Power Outage Updates, Reliability, Safety
Oct 26, 2020  Comment

Strong Winds Causing Power Outages Across Yukon - October 26, 2020
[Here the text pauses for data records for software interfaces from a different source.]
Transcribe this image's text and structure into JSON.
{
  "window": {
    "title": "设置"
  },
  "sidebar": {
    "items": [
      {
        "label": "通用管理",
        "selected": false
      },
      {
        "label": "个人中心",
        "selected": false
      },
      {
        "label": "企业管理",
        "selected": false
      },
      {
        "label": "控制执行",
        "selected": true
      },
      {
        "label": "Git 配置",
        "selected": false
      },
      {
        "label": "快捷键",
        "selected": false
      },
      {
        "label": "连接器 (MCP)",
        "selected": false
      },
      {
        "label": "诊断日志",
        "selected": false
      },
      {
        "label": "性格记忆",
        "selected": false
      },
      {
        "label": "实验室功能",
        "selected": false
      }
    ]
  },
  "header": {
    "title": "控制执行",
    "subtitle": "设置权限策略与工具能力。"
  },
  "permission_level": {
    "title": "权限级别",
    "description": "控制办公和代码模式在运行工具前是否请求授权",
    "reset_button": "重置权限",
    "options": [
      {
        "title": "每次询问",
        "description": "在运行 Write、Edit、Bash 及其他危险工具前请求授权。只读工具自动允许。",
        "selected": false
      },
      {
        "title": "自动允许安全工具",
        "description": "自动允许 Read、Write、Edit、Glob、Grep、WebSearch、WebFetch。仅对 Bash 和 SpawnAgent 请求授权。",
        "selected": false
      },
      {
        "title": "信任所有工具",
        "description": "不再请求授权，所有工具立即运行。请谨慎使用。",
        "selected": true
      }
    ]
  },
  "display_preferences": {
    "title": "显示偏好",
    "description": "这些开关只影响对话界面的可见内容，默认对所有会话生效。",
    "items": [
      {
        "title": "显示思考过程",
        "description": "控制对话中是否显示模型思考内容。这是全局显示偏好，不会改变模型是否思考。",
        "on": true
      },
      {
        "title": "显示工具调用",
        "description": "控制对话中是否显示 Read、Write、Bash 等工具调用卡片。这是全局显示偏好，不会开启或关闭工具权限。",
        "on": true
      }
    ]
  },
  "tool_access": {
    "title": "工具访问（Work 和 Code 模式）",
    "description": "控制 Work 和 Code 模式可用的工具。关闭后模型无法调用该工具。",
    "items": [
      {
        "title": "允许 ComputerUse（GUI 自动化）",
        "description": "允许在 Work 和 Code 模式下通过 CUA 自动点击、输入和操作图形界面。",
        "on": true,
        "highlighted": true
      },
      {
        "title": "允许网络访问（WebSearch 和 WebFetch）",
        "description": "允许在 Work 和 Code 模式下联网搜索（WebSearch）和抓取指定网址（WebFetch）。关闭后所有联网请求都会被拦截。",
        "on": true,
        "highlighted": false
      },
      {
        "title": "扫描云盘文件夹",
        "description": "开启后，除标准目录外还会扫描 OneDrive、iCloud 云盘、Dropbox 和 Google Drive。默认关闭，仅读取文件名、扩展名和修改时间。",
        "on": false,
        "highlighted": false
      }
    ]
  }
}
Strong winds across Yukon are causing power outages in communities across the territory. Always assumed downed power lines are energized. If you see a downed or low-hanging power line, stay at least 10 meters back. UPDATE (3 p.m. Oct 27) Power was restored to all remaining areas affecting by yesterday's power outage at 2:40 p.m. this afternoon. Thank you for everyone's patience and support as we worked to restore power yesterday and today. With snow on the ground now and cooler temperatures on the horizon, yesterday’s wind storm is a great reminder that severe weather can cause prolonged power outages sometimes. Take some time over the next couple of weeks to build your 72-hour emergency kit. Make sure it has everything you need to take care of you and your family for 3 days. Visit the Government of Canada's website for ideas about what to include in your kit https://www.getprepared.gc.ca/cnt/rsrcs/pblctns/yprprdnssgd/index-en.aspx UPDATE (2 P.m. oct 27): Power was restored to the remainder of customers in South Fox shortly after 1:30 this afternoon. We've also been able to energize the transmission line between Whitehorse and Carmacks. The transmission line between Carmacks and Faro will be energized in the next couple of hours after we complete some system checks at the Carmacks substation. We're sorry for the delay and thank everyone for your patience and understanding as we work to get everyone back on. UPDATE (11 a.m. Oct 27): Power was restored to customers in Mendenhall at 9:30 this morning. Crews continue to remove trees like this from the transmission line between Whitehorse and Faro. At this time, crews are optimistic that power can be restored to customers in Drury Creek, Little Fox, Little Salmon and McGundy Creek between noon and 1 p.m. today. More updates to follow as they become available. Update (6 A.M. OCT 27): Yukon Energy crews were able to restore power to an additional 30 customers in Braeburn and South Fox before midnight last night by installing a mobile diesel generator in the communities. Approximately 95 customers in Drury Creek, Little Fox, Little Salmon, McGundy Creek, parts of Mendenhall, and a pocket of South Fox are still without power. Yukon Energy crews will fly-over the transmission line between Whitehorse and Faro at first light this morning and continue with repairs. Estimated time of restoration is still mid-day today. More updates to follow as they become available. UPDATE (9 p.m. Oct 26):  High winds have caused multiple trees to land on the transmission line between Whitehorse and Carmacks, and Carmacks and Faro. With it being so dark and slick out now, crews will not be able to complete repairs to the transmission line before they hour out and must stop working. Customers in the following communities will unfortunately be without power until about mid-day Tuesday, October 27. Additional status updates will be provided in the morning. Areas affected by the power outage: Breaburn, South Fox, Little Fox, Drury Creek, McGundy Creek, Little Salmon and some parts of Mendenhall. UPDATE (7 p.m. Oct 26): Yukon Energy and ATCO Electric Yukon crews are working together to restore outages as quickly and safely as possible in communities experiencing a power outage. Your patience and understanding are appreciated.